### THE INPUT ###

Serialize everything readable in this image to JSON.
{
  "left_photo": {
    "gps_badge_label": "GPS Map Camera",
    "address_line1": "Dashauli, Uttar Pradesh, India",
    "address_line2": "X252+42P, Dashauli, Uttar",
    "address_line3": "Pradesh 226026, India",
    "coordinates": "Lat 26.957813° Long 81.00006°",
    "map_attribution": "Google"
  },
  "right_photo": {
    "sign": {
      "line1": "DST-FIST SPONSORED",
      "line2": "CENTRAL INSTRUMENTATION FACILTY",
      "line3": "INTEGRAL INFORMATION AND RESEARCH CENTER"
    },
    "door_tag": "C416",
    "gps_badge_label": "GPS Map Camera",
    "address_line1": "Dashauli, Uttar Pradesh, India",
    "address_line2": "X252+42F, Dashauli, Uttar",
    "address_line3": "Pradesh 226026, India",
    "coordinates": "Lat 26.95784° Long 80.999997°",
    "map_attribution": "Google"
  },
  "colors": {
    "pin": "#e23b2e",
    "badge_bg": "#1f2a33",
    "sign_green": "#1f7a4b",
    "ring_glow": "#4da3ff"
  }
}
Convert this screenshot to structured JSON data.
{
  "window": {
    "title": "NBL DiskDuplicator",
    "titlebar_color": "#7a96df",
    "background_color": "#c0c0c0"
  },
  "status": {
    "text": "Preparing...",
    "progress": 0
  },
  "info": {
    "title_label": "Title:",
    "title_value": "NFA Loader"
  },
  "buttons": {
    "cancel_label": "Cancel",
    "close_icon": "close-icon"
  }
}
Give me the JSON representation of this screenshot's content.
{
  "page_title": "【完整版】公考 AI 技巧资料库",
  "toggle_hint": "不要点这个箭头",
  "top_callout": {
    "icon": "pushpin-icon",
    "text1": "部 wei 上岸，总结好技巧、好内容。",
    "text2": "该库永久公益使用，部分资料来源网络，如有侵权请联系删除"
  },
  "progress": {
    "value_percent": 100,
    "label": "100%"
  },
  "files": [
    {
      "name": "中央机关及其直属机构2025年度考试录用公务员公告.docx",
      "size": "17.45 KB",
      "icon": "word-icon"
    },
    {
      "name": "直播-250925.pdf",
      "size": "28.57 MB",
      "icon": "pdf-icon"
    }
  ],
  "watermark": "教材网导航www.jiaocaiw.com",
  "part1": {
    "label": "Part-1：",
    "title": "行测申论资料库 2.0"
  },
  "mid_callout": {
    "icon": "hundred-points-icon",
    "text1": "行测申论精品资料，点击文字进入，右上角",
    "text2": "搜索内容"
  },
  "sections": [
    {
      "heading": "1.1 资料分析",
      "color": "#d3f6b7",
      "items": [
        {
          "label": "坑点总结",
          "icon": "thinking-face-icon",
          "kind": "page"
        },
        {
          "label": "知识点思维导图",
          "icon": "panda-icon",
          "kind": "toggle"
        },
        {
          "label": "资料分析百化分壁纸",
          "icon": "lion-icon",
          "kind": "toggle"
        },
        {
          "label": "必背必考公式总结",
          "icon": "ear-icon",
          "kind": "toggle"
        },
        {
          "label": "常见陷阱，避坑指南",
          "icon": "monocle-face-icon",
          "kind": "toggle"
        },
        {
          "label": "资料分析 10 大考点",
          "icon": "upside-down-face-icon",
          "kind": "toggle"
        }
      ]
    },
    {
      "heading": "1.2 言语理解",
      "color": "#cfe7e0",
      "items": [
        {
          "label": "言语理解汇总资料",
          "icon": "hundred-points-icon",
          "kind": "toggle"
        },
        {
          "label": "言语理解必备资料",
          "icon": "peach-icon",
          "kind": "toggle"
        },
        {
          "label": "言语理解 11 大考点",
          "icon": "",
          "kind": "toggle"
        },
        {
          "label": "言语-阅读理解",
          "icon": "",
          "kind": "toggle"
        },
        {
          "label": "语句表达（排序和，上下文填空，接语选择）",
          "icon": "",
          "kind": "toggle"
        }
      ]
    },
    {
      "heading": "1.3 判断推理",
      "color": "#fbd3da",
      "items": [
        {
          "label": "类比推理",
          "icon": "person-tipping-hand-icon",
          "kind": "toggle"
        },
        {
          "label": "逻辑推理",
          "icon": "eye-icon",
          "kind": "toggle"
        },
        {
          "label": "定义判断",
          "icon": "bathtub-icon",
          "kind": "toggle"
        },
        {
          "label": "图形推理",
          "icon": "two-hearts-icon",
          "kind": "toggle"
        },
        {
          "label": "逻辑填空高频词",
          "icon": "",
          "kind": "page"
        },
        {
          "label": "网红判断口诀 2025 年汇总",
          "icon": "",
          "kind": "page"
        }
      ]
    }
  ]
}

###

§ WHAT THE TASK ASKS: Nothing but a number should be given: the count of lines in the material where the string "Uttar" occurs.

§ EXERCISE SOLUTION: 4